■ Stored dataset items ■
—————

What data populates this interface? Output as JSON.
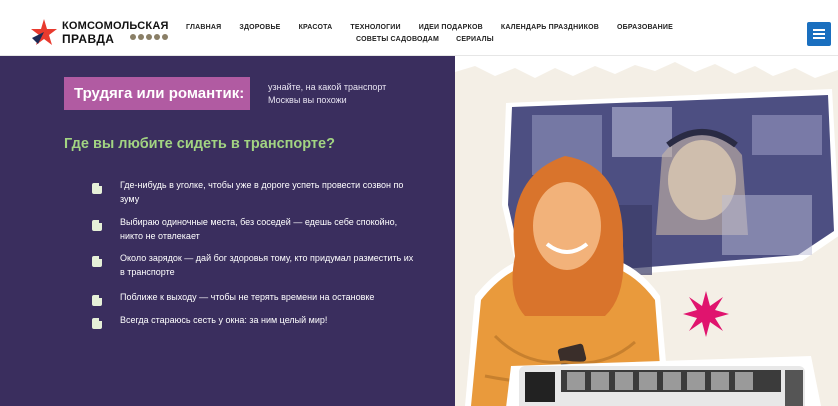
{
  "header": {
    "logo_line1": "КОМСОМОЛЬСКАЯ",
    "logo_line2": "ПРАВДА",
    "nav_row1": [
      "ГЛАВНАЯ",
      "ЗДОРОВЬЕ",
      "КРАСОТА",
      "ТЕХНОЛОГИИ",
      "ИДЕИ ПОДАРКОВ",
      "КАЛЕНДАРЬ ПРАЗДНИКОВ",
      "ОБРАЗОВАНИЕ"
    ],
    "nav_row2": [
      "СОВЕТЫ САДОВОДАМ",
      "СЕРИАЛЫ"
    ],
    "menu_icon": "hamburger-menu-icon"
  },
  "main": {
    "title": "Трудяга или романтик:",
    "subtitle": "узнайте, на какой транспорт Москвы вы похожи",
    "question": "Где вы любите сидеть в транспорте?",
    "options": [
      "Где-нибудь в уголке, чтобы уже в дороге успеть провести созвон по зуму",
      "Выбираю одиночные места, без соседей — едешь себе спокойно, никто не отвлекает",
      "Около зарядок — дай бог здоровья тому, кто придумал разместить их в транспорте",
      "Поближе к выходу — чтобы не терять времени на остановке",
      "Всегда стараюсь сесть у окна: за ним целый мир!"
    ]
  },
  "colors": {
    "panel": "#3a2e5e",
    "title_bg": "#b15ba2",
    "question": "#a2d482",
    "accent_star": "#e0146e",
    "menu_button": "#1a6fbf"
  }
}
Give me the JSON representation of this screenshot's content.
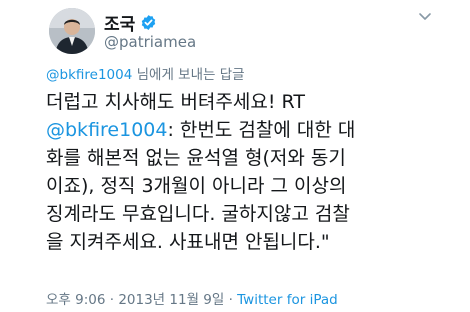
{
  "author": {
    "display_name": "조국",
    "handle": "@patriamea"
  },
  "reply": {
    "to_handle": "@bkfire1004",
    "suffix": " 님에게 보내는 답글"
  },
  "body": {
    "line1": "더럽고 치사해도 버텨주세요! RT",
    "line2_mention": "@bkfire1004",
    "line2_rest": ": 한번도 검찰에 대한 대",
    "line3": "화를 해본적 없는 윤석열 형(저와 동기",
    "line4": "이죠), 정직 3개월이 아니라 그 이상의",
    "line5": "징계라도 무효입니다. 굴하지않고 검찰",
    "line6": "을 지켜주세요. 사표내면 안됩니다.\""
  },
  "meta": {
    "timestamp": "오후 9:06 · 2013년 11월 9일 · ",
    "source": "Twitter for iPad"
  },
  "colors": {
    "link": "#1b95e0",
    "secondary_text": "#657786",
    "verified_badge": "#1da1f2"
  },
  "icons": {
    "verified": "verified-badge-icon",
    "menu": "chevron-down-icon"
  }
}
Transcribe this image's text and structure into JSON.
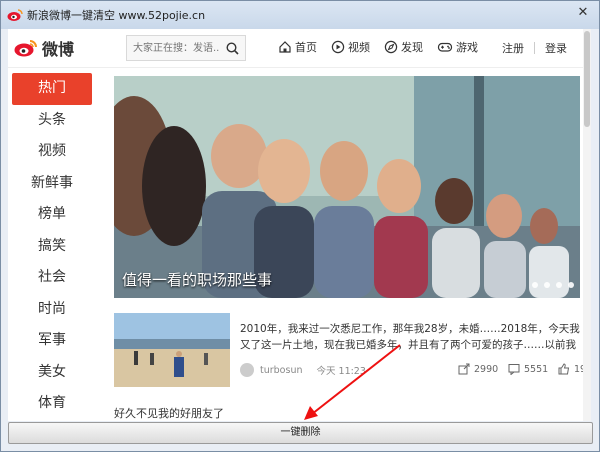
{
  "window": {
    "title": "新浪微博一键清空 www.52pojie.cn",
    "close_glyph": "✕"
  },
  "header": {
    "logo_text": "微博",
    "search_placeholder": "大家正在搜：发语...",
    "nav": [
      {
        "label": "首页",
        "icon": "home-icon"
      },
      {
        "label": "视频",
        "icon": "video-icon"
      },
      {
        "label": "发现",
        "icon": "discover-icon"
      },
      {
        "label": "游戏",
        "icon": "game-icon"
      }
    ],
    "register": "注册",
    "login": "登录"
  },
  "sidebar": {
    "items": [
      {
        "label": "热门",
        "active": true
      },
      {
        "label": "头条"
      },
      {
        "label": "视频"
      },
      {
        "label": "新鲜事"
      },
      {
        "label": "榜单"
      },
      {
        "label": "搞笑"
      },
      {
        "label": "社会"
      },
      {
        "label": "时尚"
      },
      {
        "label": "军事"
      },
      {
        "label": "美女"
      },
      {
        "label": "体育"
      }
    ]
  },
  "banner": {
    "caption": "值得一看的职场那些事",
    "dots": 4
  },
  "article": {
    "text": "2010年，我来过一次悉尼工作，那年我28岁，未婚……2018年，今天我又了这一片土地，现在我已婚多年，并且有了两个可爱的孩子……以前我不曾",
    "author": "turbosun",
    "time": "今天 11:23",
    "shares": "2990",
    "comments": "5551",
    "likes": "19"
  },
  "post2": {
    "text": "好久不见我的好朋友了"
  },
  "footer": {
    "clear_button": "一键删除"
  },
  "colors": {
    "accent": "#e9412b",
    "titlebar": "#c9d8ea"
  }
}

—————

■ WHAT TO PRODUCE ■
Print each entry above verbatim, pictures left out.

■ YOUR SOLUTION ■
What data populates this interface? Output as JSON.
{
  "header": {
    "logo_line1": "КОМСОМОЛЬСКАЯ",
    "logo_line2": "ПРАВДА",
    "nav_row1": [
      "ГЛАВНАЯ",
      "ЗДОРОВЬЕ",
      "КРАСОТА",
      "ТЕХНОЛОГИИ",
      "ИДЕИ ПОДАРКОВ",
      "КАЛЕНДАРЬ ПРАЗДНИКОВ",
      "ОБРАЗОВАНИЕ"
    ],
    "nav_row2": [
      "СОВЕТЫ САДОВОДАМ",
      "СЕРИАЛЫ"
    ],
    "menu_icon": "hamburger-menu-icon"
  },
  "main": {
    "title": "Трудяга или романтик:",
    "subtitle": "узнайте, на какой транспорт Москвы вы похожи",
    "question": "Где вы любите сидеть в транспорте?",
    "options": [
      "Где-нибудь в уголке, чтобы уже в дороге успеть провести созвон по зуму",
      "Выбираю одиночные места, без соседей — едешь себе спокойно, никто не отвлекает",
      "Около зарядок — дай бог здоровья тому, кто придумал разместить их в транспорте",
      "Поближе к выходу — чтобы не терять времени на остановке",
      "Всегда стараюсь сесть у окна: за ним целый мир!"
    ]
  },
  "colors": {
    "panel": "#3a2e5e",
    "title_bg": "#b15ba2",
    "question": "#a2d482",
    "accent_star": "#e0146e",
    "menu_button": "#1a6fbf"
  }
}
Give me the JSON representation of this screenshot's content.
{
  "author": {
    "display_name": "조국",
    "handle": "@patriamea"
  },
  "reply": {
    "to_handle": "@bkfire1004",
    "suffix": " 님에게 보내는 답글"
  },
  "body": {
    "line1": "더럽고 치사해도 버텨주세요! RT",
    "line2_mention": "@bkfire1004",
    "line2_rest": ": 한번도 검찰에 대한 대",
    "line3": "화를 해본적 없는 윤석열 형(저와 동기",
    "line4": "이죠), 정직 3개월이 아니라 그 이상의",
    "line5": "징계라도 무효입니다. 굴하지않고 검찰",
    "line6": "을 지켜주세요. 사표내면 안됩니다.\""
  },
  "meta": {
    "timestamp": "오후 9:06 · 2013년 11월 9일 · ",
    "source": "Twitter for iPad"
  },
  "colors": {
    "link": "#1b95e0",
    "secondary_text": "#657786",
    "verified_badge": "#1da1f2"
  },
  "icons": {
    "verified": "verified-badge-icon",
    "menu": "chevron-down-icon"
  }
}
Transcribe this image's text and structure into JSON.
{
  "window": {
    "title": "新浪微博一键清空 www.52pojie.cn",
    "close_glyph": "✕"
  },
  "header": {
    "logo_text": "微博",
    "search_placeholder": "大家正在搜：发语...",
    "nav": [
      {
        "label": "首页",
        "icon": "home-icon"
      },
      {
        "label": "视频",
        "icon": "video-icon"
      },
      {
        "label": "发现",
        "icon": "discover-icon"
      },
      {
        "label": "游戏",
        "icon": "game-icon"
      }
    ],
    "register": "注册",
    "login": "登录"
  },
  "sidebar": {
    "items": [
      {
        "label": "热门",
        "active": true
      },
      {
        "label": "头条"
      },
      {
        "label": "视频"
      },
      {
        "label": "新鲜事"
      },
      {
        "label": "榜单"
      },
      {
        "label": "搞笑"
      },
      {
        "label": "社会"
      },
      {
        "label": "时尚"
      },
      {
        "label": "军事"
      },
      {
        "label": "美女"
      },
      {
        "label": "体育"
      }
    ]
  },
  "banner": {
    "caption": "值得一看的职场那些事",
    "dots": 4
  },
  "article": {
    "text": "2010年，我来过一次悉尼工作，那年我28岁，未婚……2018年，今天我又了这一片土地，现在我已婚多年，并且有了两个可爱的孩子……以前我不曾",
    "author": "turbosun",
    "time": "今天 11:23",
    "shares": "2990",
    "comments": "5551",
    "likes": "19"
  },
  "post2": {
    "text": "好久不见我的好朋友了"
  },
  "footer": {
    "clear_button": "一键删除"
  },
  "colors": {
    "accent": "#e9412b",
    "titlebar": "#c9d8ea"
  }
}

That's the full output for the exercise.